A concise note (I am currently tied up mostly in writing research grants. And and and… I hope to return to the blog in earnest later in the week) to signal prof Hess’ excellent short paper on Brexit and judicial co-operation. Prof Hess focuses on the possibility to use the Lugano Convention. (See here for a draft of Michiel Poesen’s overview). I agree that Lugano would not be a good route if one’s intention is to safeguard as much as possible co-ordination between the UK’s common law approach to private international law, and the EU’s. Neither evidently if one aims to facilitate smooth cross-border proceedings.
Prof Hess has an interesting side consideration on schemes of arrangements. (Including reference to Apcoa). Again I agree that the English courts’ approach to same is not entirely without question marks (particularly jurisdictional issues in the event of opposing creditors: see here). I do not though believe that they would justify hesitation at the recognition and enforcement stage in continental Europe – even after Brexit. At least: not in all Member States. For of course post Brexit, UK judgments become those of a ‘third country’, for which, subject to progress at The Hague, we have no unified approach.
(Handbook of) EU Private International Law, 2nd edition 2016, Chapter 5.
Interestingly enough the issue of inclusion of foreign victims in class action suits came up in conversation around our dining room the other day. (Our youngest daughter, 15, is showing encouraging signs of an interest in a legal career). In 2017 ONCA 792 Airia Brands Inc v Air Canada is reviewed excellently by Dentons here and I am happy to refer. (See also here for Norton Rose reporting on related cases – prior to the CA’s decision in Airia Brands).
The jurisdiction and ‘real and substantial connection’ analysis referred to Van Breda (which recently also featured mutatis mutandis in the forum necessitatis analysis in Cook).

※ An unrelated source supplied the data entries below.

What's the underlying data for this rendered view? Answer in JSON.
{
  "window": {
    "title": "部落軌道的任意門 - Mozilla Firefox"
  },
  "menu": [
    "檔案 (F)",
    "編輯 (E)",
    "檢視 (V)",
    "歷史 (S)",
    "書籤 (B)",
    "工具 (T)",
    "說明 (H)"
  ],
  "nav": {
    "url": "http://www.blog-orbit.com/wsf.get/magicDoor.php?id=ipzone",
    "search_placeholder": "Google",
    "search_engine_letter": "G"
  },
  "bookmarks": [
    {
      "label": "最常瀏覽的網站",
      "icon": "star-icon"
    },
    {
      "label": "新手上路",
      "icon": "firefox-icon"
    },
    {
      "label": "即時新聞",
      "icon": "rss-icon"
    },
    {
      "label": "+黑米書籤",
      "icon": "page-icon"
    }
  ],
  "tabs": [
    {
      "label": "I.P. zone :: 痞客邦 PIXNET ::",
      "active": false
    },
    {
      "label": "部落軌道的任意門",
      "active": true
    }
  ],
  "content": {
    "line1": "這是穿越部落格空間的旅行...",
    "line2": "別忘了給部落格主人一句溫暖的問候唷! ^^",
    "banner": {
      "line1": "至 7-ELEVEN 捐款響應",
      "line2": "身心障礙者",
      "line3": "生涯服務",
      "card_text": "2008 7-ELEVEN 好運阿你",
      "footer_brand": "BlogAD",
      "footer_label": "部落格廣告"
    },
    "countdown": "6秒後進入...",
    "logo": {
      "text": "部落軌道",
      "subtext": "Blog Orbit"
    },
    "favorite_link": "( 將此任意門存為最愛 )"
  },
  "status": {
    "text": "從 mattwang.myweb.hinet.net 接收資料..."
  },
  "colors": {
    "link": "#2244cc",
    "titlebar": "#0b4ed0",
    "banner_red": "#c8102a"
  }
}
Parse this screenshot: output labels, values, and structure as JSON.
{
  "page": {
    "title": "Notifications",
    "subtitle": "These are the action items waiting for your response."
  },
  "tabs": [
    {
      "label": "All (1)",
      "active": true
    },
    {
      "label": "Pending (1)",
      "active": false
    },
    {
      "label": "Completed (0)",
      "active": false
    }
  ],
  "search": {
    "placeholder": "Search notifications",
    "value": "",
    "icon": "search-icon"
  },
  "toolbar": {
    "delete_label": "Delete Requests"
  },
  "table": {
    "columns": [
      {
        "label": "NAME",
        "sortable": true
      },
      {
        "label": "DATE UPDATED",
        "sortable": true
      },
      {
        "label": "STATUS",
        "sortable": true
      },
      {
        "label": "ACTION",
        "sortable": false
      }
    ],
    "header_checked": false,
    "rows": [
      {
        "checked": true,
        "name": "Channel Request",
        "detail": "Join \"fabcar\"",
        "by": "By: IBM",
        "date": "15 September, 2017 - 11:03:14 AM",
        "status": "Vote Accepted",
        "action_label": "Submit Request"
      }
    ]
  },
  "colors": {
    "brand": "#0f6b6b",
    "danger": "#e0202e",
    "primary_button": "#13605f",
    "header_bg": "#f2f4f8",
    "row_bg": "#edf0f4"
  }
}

Certification of global classes was part of the classic analysis of developments in international class action suits, which hit us a few years back when many EU states started introducing it. Airia Brands shows that the concerns are far from settled.